**Activity**
Copy every record below exactly, leaving out any pictures.
===== Stored data
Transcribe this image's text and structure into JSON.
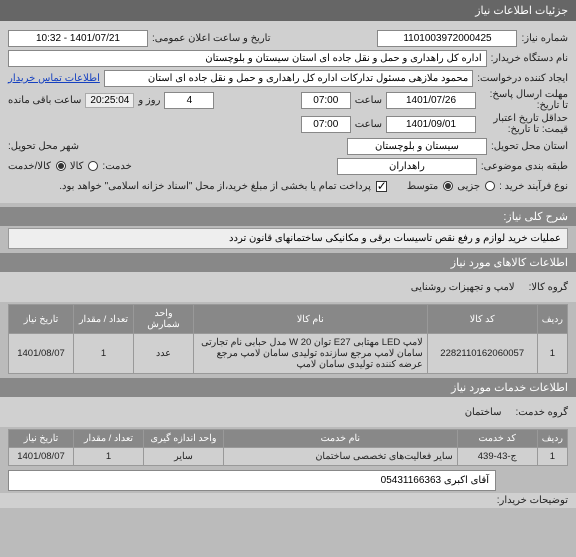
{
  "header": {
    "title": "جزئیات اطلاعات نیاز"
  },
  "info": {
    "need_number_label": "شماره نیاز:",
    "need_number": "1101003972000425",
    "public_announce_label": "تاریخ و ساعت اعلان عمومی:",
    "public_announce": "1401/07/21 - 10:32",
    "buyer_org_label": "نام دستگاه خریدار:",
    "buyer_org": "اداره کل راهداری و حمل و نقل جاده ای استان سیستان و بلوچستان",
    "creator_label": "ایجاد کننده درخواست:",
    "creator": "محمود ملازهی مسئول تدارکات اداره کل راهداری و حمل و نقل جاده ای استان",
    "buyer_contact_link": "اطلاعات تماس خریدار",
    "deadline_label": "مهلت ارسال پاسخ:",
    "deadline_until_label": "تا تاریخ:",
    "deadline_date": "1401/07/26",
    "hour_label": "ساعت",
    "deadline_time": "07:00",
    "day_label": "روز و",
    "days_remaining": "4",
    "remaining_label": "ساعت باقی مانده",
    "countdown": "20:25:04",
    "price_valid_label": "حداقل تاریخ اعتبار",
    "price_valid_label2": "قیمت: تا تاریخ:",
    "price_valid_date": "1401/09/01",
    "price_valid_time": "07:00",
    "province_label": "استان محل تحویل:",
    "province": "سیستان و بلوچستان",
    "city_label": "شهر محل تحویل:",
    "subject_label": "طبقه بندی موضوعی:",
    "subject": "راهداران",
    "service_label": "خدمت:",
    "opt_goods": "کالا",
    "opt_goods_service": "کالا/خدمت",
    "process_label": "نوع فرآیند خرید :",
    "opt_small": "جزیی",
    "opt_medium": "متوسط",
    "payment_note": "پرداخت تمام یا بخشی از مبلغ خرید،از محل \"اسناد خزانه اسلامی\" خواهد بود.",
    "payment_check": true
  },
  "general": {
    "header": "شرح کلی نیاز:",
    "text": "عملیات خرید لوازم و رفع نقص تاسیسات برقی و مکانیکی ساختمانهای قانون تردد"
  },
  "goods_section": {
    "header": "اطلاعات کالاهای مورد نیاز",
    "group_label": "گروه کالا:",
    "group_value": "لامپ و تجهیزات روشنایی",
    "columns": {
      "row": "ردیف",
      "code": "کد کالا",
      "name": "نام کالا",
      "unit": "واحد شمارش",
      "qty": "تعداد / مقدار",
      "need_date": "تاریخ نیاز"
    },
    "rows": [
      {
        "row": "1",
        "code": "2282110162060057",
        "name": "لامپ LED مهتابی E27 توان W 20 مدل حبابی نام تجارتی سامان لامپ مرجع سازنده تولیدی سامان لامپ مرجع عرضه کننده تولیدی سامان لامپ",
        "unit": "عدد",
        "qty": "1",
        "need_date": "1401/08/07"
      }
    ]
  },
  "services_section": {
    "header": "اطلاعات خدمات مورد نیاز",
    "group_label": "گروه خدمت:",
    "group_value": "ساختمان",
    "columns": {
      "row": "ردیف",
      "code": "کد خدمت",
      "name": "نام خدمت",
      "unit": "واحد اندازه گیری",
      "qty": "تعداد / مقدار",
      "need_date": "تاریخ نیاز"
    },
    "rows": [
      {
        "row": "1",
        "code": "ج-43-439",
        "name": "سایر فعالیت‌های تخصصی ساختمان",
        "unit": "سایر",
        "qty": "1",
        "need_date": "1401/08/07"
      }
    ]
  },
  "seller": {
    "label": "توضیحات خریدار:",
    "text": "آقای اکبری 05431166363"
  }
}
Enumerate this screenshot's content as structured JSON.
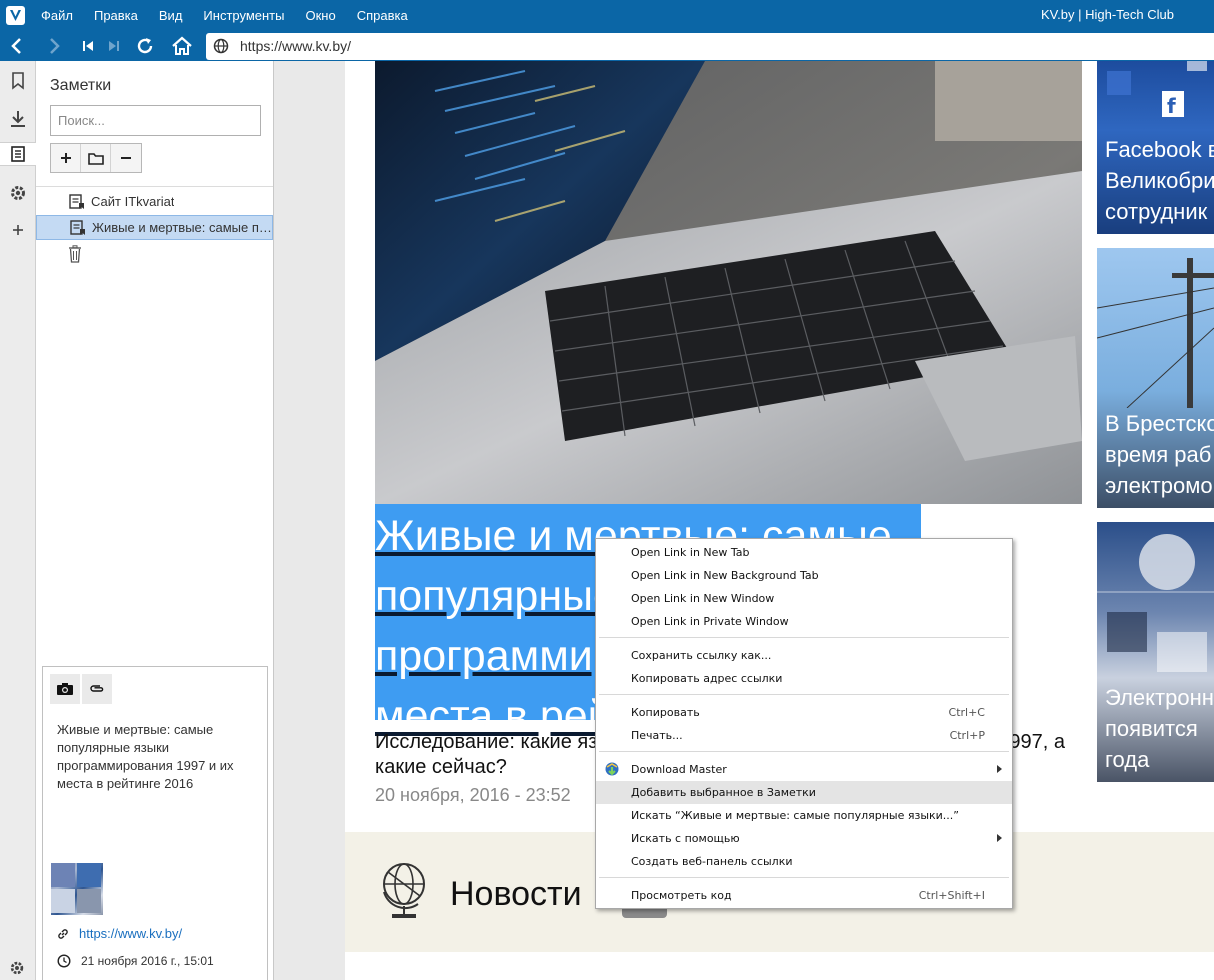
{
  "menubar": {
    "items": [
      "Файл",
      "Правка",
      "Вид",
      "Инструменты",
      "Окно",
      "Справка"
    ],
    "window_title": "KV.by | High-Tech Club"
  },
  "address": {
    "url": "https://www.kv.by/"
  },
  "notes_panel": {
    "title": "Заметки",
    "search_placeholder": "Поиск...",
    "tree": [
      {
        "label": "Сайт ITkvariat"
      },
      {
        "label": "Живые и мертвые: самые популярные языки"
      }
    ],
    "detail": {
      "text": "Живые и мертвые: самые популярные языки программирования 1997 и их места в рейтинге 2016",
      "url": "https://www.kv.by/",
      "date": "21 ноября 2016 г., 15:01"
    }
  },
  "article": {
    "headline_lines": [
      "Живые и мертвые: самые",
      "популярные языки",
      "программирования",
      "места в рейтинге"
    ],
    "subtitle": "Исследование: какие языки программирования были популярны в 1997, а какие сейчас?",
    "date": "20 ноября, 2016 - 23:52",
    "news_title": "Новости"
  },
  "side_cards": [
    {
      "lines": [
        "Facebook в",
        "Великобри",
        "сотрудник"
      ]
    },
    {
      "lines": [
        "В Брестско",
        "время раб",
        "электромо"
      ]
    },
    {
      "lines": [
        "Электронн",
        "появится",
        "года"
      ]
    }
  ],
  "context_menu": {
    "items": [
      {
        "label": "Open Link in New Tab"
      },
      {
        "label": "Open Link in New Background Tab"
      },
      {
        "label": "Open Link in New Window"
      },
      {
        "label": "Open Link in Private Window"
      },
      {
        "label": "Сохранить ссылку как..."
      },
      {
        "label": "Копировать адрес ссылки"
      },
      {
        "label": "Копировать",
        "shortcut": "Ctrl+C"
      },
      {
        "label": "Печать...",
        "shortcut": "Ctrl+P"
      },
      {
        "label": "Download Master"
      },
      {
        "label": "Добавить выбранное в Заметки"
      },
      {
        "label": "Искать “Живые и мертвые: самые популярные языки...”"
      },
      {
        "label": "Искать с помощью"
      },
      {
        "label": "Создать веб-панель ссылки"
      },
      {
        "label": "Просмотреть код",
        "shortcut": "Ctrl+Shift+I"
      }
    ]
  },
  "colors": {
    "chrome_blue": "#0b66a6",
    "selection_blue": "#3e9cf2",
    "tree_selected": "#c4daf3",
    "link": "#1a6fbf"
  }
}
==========
**Exercise solution**
Transcribe this image's text and structure into JSON.
{
  "header": {
    "title": "جزئیات اطلاعات نیاز"
  },
  "info": {
    "need_number_label": "شماره نیاز:",
    "need_number": "1101003972000425",
    "public_announce_label": "تاریخ و ساعت اعلان عمومی:",
    "public_announce": "1401/07/21 - 10:32",
    "buyer_org_label": "نام دستگاه خریدار:",
    "buyer_org": "اداره کل راهداری و حمل و نقل جاده ای استان سیستان و بلوچستان",
    "creator_label": "ایجاد کننده درخواست:",
    "creator": "محمود ملازهی مسئول تدارکات اداره کل راهداری و حمل و نقل جاده ای استان",
    "buyer_contact_link": "اطلاعات تماس خریدار",
    "deadline_label": "مهلت ارسال پاسخ:",
    "deadline_until_label": "تا تاریخ:",
    "deadline_date": "1401/07/26",
    "hour_label": "ساعت",
    "deadline_time": "07:00",
    "day_label": "روز و",
    "days_remaining": "4",
    "remaining_label": "ساعت باقی مانده",
    "countdown": "20:25:04",
    "price_valid_label": "حداقل تاریخ اعتبار",
    "price_valid_label2": "قیمت: تا تاریخ:",
    "price_valid_date": "1401/09/01",
    "price_valid_time": "07:00",
    "province_label": "استان محل تحویل:",
    "province": "سیستان و بلوچستان",
    "city_label": "شهر محل تحویل:",
    "subject_label": "طبقه بندی موضوعی:",
    "subject": "راهداران",
    "service_label": "خدمت:",
    "opt_goods": "کالا",
    "opt_goods_service": "کالا/خدمت",
    "process_label": "نوع فرآیند خرید :",
    "opt_small": "جزیی",
    "opt_medium": "متوسط",
    "payment_note": "پرداخت تمام یا بخشی از مبلغ خرید،از محل \"اسناد خزانه اسلامی\" خواهد بود.",
    "payment_check": true
  },
  "general": {
    "header": "شرح کلی نیاز:",
    "text": "عملیات خرید لوازم و رفع نقص تاسیسات برقی و مکانیکی ساختمانهای قانون تردد"
  },
  "goods_section": {
    "header": "اطلاعات کالاهای مورد نیاز",
    "group_label": "گروه کالا:",
    "group_value": "لامپ و تجهیزات روشنایی",
    "columns": {
      "row": "ردیف",
      "code": "کد کالا",
      "name": "نام کالا",
      "unit": "واحد شمارش",
      "qty": "تعداد / مقدار",
      "need_date": "تاریخ نیاز"
    },
    "rows": [
      {
        "row": "1",
        "code": "2282110162060057",
        "name": "لامپ LED مهتابی E27 توان W 20 مدل حبابی نام تجارتی سامان لامپ مرجع سازنده تولیدی سامان لامپ مرجع عرضه کننده تولیدی سامان لامپ",
        "unit": "عدد",
        "qty": "1",
        "need_date": "1401/08/07"
      }
    ]
  },
  "services_section": {
    "header": "اطلاعات خدمات مورد نیاز",
    "group_label": "گروه خدمت:",
    "group_value": "ساختمان",
    "columns": {
      "row": "ردیف",
      "code": "کد خدمت",
      "name": "نام خدمت",
      "unit": "واحد اندازه گیری",
      "qty": "تعداد / مقدار",
      "need_date": "تاریخ نیاز"
    },
    "rows": [
      {
        "row": "1",
        "code": "ج-43-439",
        "name": "سایر فعالیت‌های تخصصی ساختمان",
        "unit": "سایر",
        "qty": "1",
        "need_date": "1401/08/07"
      }
    ]
  },
  "seller": {
    "label": "توضیحات خریدار:",
    "text": "آقای اکبری 05431166363"
  }
}
Enumerate this screenshot's content as structured JSON.
{
  "menubar": {
    "items": [
      "Файл",
      "Правка",
      "Вид",
      "Инструменты",
      "Окно",
      "Справка"
    ],
    "window_title": "KV.by | High-Tech Club"
  },
  "address": {
    "url": "https://www.kv.by/"
  },
  "notes_panel": {
    "title": "Заметки",
    "search_placeholder": "Поиск...",
    "tree": [
      {
        "label": "Сайт ITkvariat"
      },
      {
        "label": "Живые и мертвые: самые популярные языки"
      }
    ],
    "detail": {
      "text": "Живые и мертвые: самые популярные языки программирования 1997 и их места в рейтинге 2016",
      "url": "https://www.kv.by/",
      "date": "21 ноября 2016 г., 15:01"
    }
  },
  "article": {
    "headline_lines": [
      "Живые и мертвые: самые",
      "популярные языки",
      "программирования",
      "места в рейтинге"
    ],
    "subtitle": "Исследование: какие языки программирования были популярны в 1997, а какие сейчас?",
    "date": "20 ноября, 2016 - 23:52",
    "news_title": "Новости"
  },
  "side_cards": [
    {
      "lines": [
        "Facebook в",
        "Великобри",
        "сотрудник"
      ]
    },
    {
      "lines": [
        "В Брестско",
        "время раб",
        "электромо"
      ]
    },
    {
      "lines": [
        "Электронн",
        "появится",
        "года"
      ]
    }
  ],
  "context_menu": {
    "items": [
      {
        "label": "Open Link in New Tab"
      },
      {
        "label": "Open Link in New Background Tab"
      },
      {
        "label": "Open Link in New Window"
      },
      {
        "label": "Open Link in Private Window"
      },
      {
        "label": "Сохранить ссылку как..."
      },
      {
        "label": "Копировать адрес ссылки"
      },
      {
        "label": "Копировать",
        "shortcut": "Ctrl+C"
      },
      {
        "label": "Печать...",
        "shortcut": "Ctrl+P"
      },
      {
        "label": "Download Master"
      },
      {
        "label": "Добавить выбранное в Заметки"
      },
      {
        "label": "Искать “Живые и мертвые: самые популярные языки...”"
      },
      {
        "label": "Искать с помощью"
      },
      {
        "label": "Создать веб-панель ссылки"
      },
      {
        "label": "Просмотреть код",
        "shortcut": "Ctrl+Shift+I"
      }
    ]
  },
  "colors": {
    "chrome_blue": "#0b66a6",
    "selection_blue": "#3e9cf2",
    "tree_selected": "#c4daf3",
    "link": "#1a6fbf"
  }
}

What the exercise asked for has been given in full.